Professor Phyllis Chesler stands among a growing contingent of pro-Israel advocates disinvited to speak at schools of higher education, because she is a self-described “radical feminist” and “liberation psychologist.” I know of her as a seasoned activist, organizer, intellectual, committed Jew and Zionist. I greatly admire Prof. Chesler frequently sharing her writings with my international university students taking my Middle East Politics classes.

Another blow came after the invitation was revoked. Chesler’s appeal to colleagues was met with the sounds of silence. Good people did nothing. Her experience exemplifies the cimmerion meme of intolerance sweeping across university campuses. Here’s what Prof.
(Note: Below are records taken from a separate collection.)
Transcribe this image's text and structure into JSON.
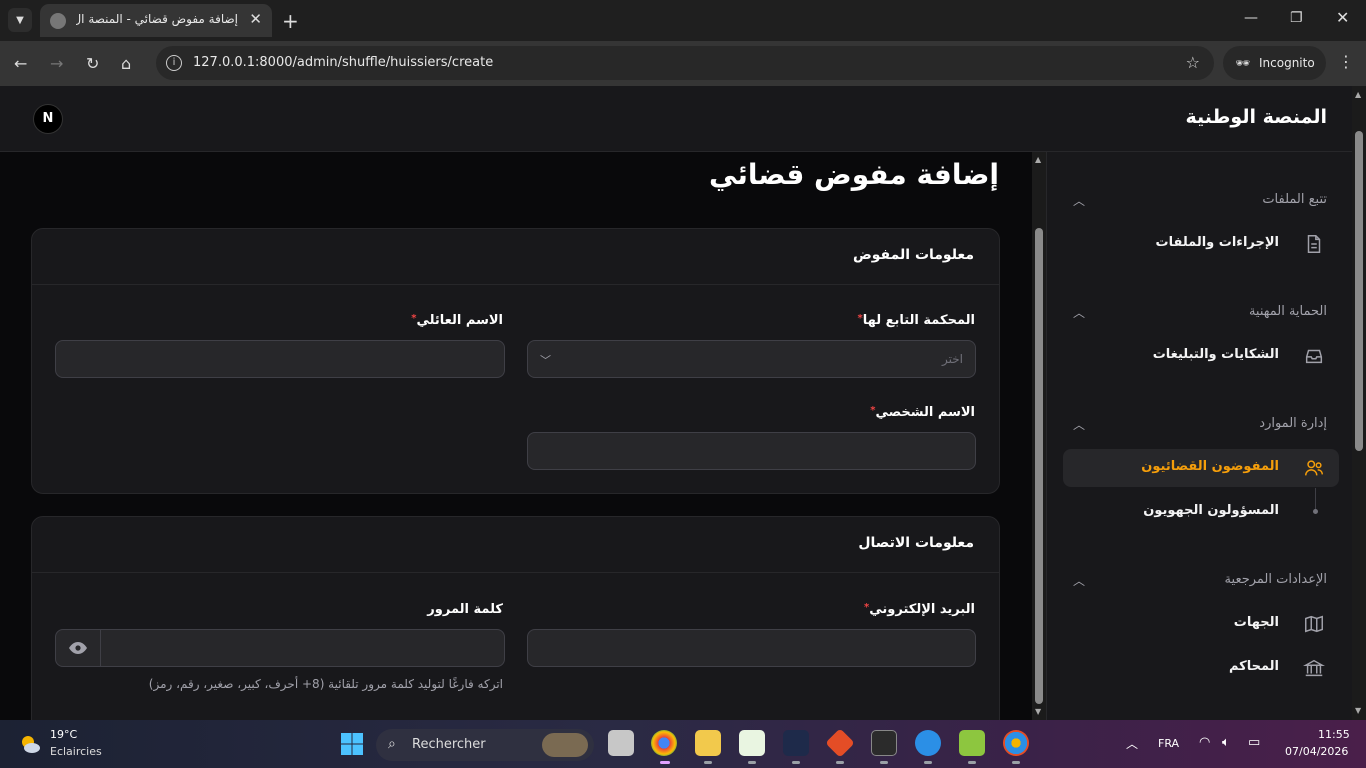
{
  "browser": {
    "tab_title": "إضافة مفوض قضائي - المنصة ال",
    "url": "127.0.0.1:8000/admin/shuffle/huissiers/create",
    "incognito_label": "Incognito"
  },
  "app": {
    "brand": "المنصة الوطنية",
    "avatar_initial": "N"
  },
  "sidebar": {
    "groups": [
      {
        "label": "تتبع الملفات",
        "items": [
          {
            "label": "الإجراءات والملفات",
            "icon": "document-icon"
          }
        ]
      },
      {
        "label": "الحماية المهنية",
        "items": [
          {
            "label": "الشكايات والتبليغات",
            "icon": "inbox-icon"
          }
        ]
      },
      {
        "label": "إدارة الموارد",
        "items": [
          {
            "label": "المفوضون القضائيون",
            "icon": "users-icon",
            "active": true
          },
          {
            "label": "المسؤولون الجهويون",
            "icon": "",
            "sub": true
          }
        ]
      },
      {
        "label": "الإعدادات المرجعية",
        "items": [
          {
            "label": "الجهات",
            "icon": "map-icon"
          },
          {
            "label": "المحاكم",
            "icon": "building-icon"
          }
        ]
      }
    ]
  },
  "main": {
    "page_title": "إضافة مفوض قضائي",
    "section_info": {
      "title": "معلومات المفوض",
      "court_label": "المحكمة التابع لها",
      "court_placeholder": "اختر",
      "family_name_label": "الاسم العائلي",
      "first_name_label": "الاسم الشخصي"
    },
    "section_contact": {
      "title": "معلومات الاتصال",
      "email_label": "البريد الإلكتروني",
      "password_label": "كلمة المرور",
      "password_hint": "اتركه فارغًا لتوليد كلمة مرور تلقائية (8+ أحرف، كبير، صغير، رقم، رمز)"
    },
    "required_mark": "*"
  },
  "taskbar": {
    "weather_temp": "19°C",
    "weather_desc": "Eclaircies",
    "search_label": "Rechercher",
    "lang": "FRA",
    "time": "11:55",
    "date": "07/04/2026"
  },
  "colors": {
    "accent": "#f59e0b",
    "required": "#ef4444"
  }
}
Chesler has to say:

“I was dis-invited by the King Fahd Center at the U of Arkansas School of Law, I wrote to a number of dissident and feminist colleagues: Muslims, ex-Muslims, Jews, and Christians. They were all people whose work I had personally and publicly covered, whose back I had when they were under siege, and whom I had interviewed at their request.”

A mere “3 of these 10 Muslim and ex-Muslim dissidents and feminists (30%) responded supportively.” One of the three wrote, “To accuse Professor Phyllis Chesler of being an Islamophobe is repugnant and an argument designed to silence anyone who highlights abuses of human rights, especially the barbaric dishonor killings everywhere in the world.”
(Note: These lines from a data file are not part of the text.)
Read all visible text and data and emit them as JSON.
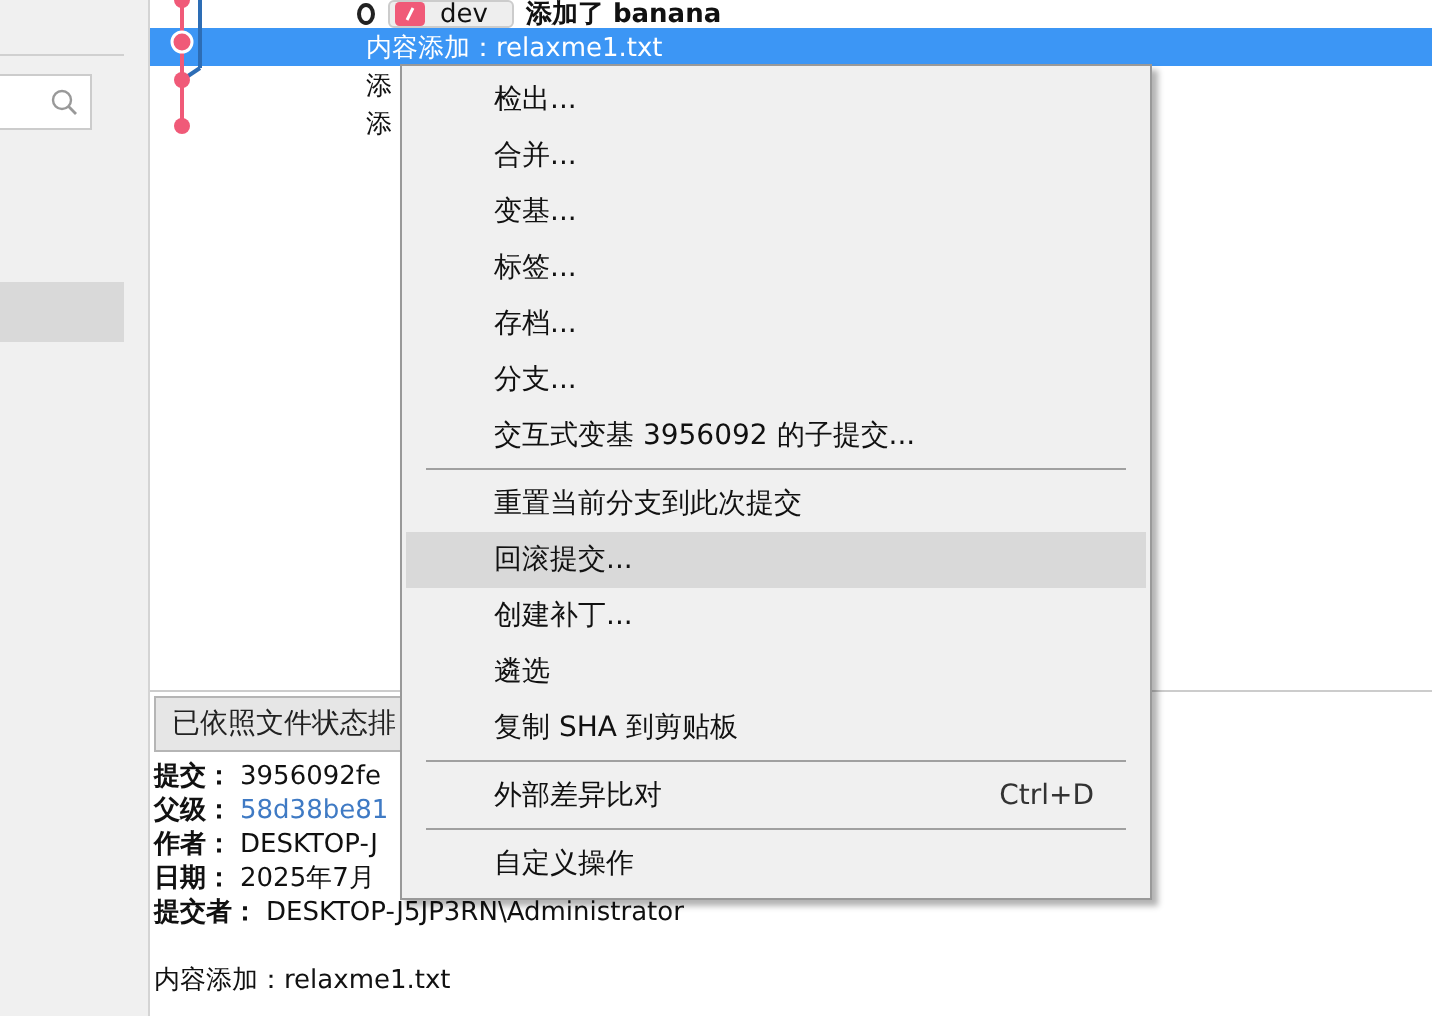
{
  "sidebar": {
    "items": [
      {
        "selected": true
      }
    ]
  },
  "commits": [
    {
      "tag": "dev",
      "message": "添加了 banana",
      "selected": false
    },
    {
      "message": "内容添加：relaxme1.txt",
      "selected": true
    },
    {
      "message": "添",
      "selected": false
    },
    {
      "message": "添",
      "selected": false
    }
  ],
  "file_sort_button": "已依照文件状态排",
  "details": [
    {
      "label": "提交：",
      "value": "3956092fe",
      "kind": "text"
    },
    {
      "label": "父级：",
      "value": "58d38be81",
      "kind": "link"
    },
    {
      "label": "作者：",
      "value": "DESKTOP-J",
      "kind": "text"
    },
    {
      "label": "日期：",
      "value": "2025年7月",
      "kind": "text"
    },
    {
      "label": "提交者：",
      "value": "DESKTOP-J5JP3RN\\Administrator",
      "kind": "text"
    }
  ],
  "commit_message": "内容添加：relaxme1.txt",
  "context_menu": [
    {
      "kind": "item",
      "label": "检出...",
      "highlighted": false
    },
    {
      "kind": "item",
      "label": "合并...",
      "highlighted": false
    },
    {
      "kind": "item",
      "label": "变基...",
      "highlighted": false
    },
    {
      "kind": "item",
      "label": "标签...",
      "highlighted": false
    },
    {
      "kind": "item",
      "label": "存档...",
      "highlighted": false
    },
    {
      "kind": "item",
      "label": "分支...",
      "highlighted": false
    },
    {
      "kind": "item",
      "label": "交互式变基 3956092 的子提交...",
      "highlighted": false
    },
    {
      "kind": "separator"
    },
    {
      "kind": "item",
      "label": "重置当前分支到此次提交",
      "highlighted": false
    },
    {
      "kind": "item",
      "label": "回滚提交...",
      "highlighted": true
    },
    {
      "kind": "item",
      "label": "创建补丁...",
      "highlighted": false
    },
    {
      "kind": "item",
      "label": "遴选",
      "highlighted": false
    },
    {
      "kind": "item",
      "label": "复制 SHA 到剪贴板",
      "highlighted": false
    },
    {
      "kind": "separator"
    },
    {
      "kind": "item",
      "label": "外部差异比对",
      "shortcut": "Ctrl+D",
      "highlighted": false
    },
    {
      "kind": "separator"
    },
    {
      "kind": "item",
      "label": "自定义操作",
      "highlighted": false
    }
  ]
}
I want to let Prof. Chesler know I wrote to the University Chancellor, Joseph E. Steinmetz, and received his heartwarming response.

Dear Chancellor:

It is disgraceful that your university cow tows to hate letting faculty — no, encouraging them to destroy freedom of speech and academic freedom — by disinviting Phyllis Chesler to speak. One of my colleagues points out, she is “one of the few scholars and feminists to tackle the problem of honor-killings/shame murders in the Muslim world (and elsewhere, e.g., Hindus in India, Sikhs to a much lesser extent everywhere), (and likely the only expert who) got disinvited from a conference on the subject of honor-killings.

An email filled with oppositional perspective to Western values endorsing by default the anti-human rights positions of the Saud monarchy, was written by three professors from the King Fahd Center for Middle East Studies at University of Arkansas: Joel Gordon (History, author of email), Ted Swedenburg (Anthropology), and Mohja Kahf (Comparative Literature), addressed Thomas Paradise, the Head of the King Fahd Center.

Perhaps the despotic monarchy and extremist religious interpretations of Islam are blinding the UoA staff taping their eyes shut and clouding their thinking by the smell, taste, and enticements of all that donated money? What a sad day for academics.

Dr. Harold Goldmeier

Here is the Chancellor’s full response. I want to point out that his administration already took meaningful action actually punishing someone on staff for denying Prof. Chesler the right to speak. He suggests more cleanups to come to protect free speech on his campus. This is in stark contrast to the hands-off approach of others when speakers have been denied opportunities and threatened with violence.

Dear Dr. Goldmeier:

The University of Arkansas believes in the free exchange of ideas and in a balanced presentation of viewpoints and does not approve of a program director’s recent decision to cancel a presentation via Skype by Dr. Phyllis Chesler.

The decision to disinvite a participant for his or her views is not reflective of the values and practices of our institution. The decision, made without informing leadership, has resulted in the director’s responsibilities for administrative and operational control being suspended pending an internal review focused on the circumstances that led to this decision.

We believe that the cancellation was an isolated incident and not indicative of a broader approach toward one ideological viewpoint.  However, in an abundance of caution, we are actively working to reinforce an inclusive approach to special events with the goal of maintaining an environment where a diversity of ideas is welcomed.

Joseph E. Steinmetz


University of Arkansas

Fayetteville, AR  72701


So, Prof. Chesler, take pride and some solace knowing others support you.

About the Author
Dr. Harold Goldmeier is an award-winning entrepreneur receiving the Governor's Award (Illinois) for family investment programs in the workplace from the Commission on the Status of Women. He was a Research and Teaching Fellow at Harvard, worked for four Governors, and recently sold his business in Chicago. Harold is a Managing Partner of an investment firm, a business management consultant, a public speaker on business, social, and public policy issues, and taught international university students in Tel Aviv.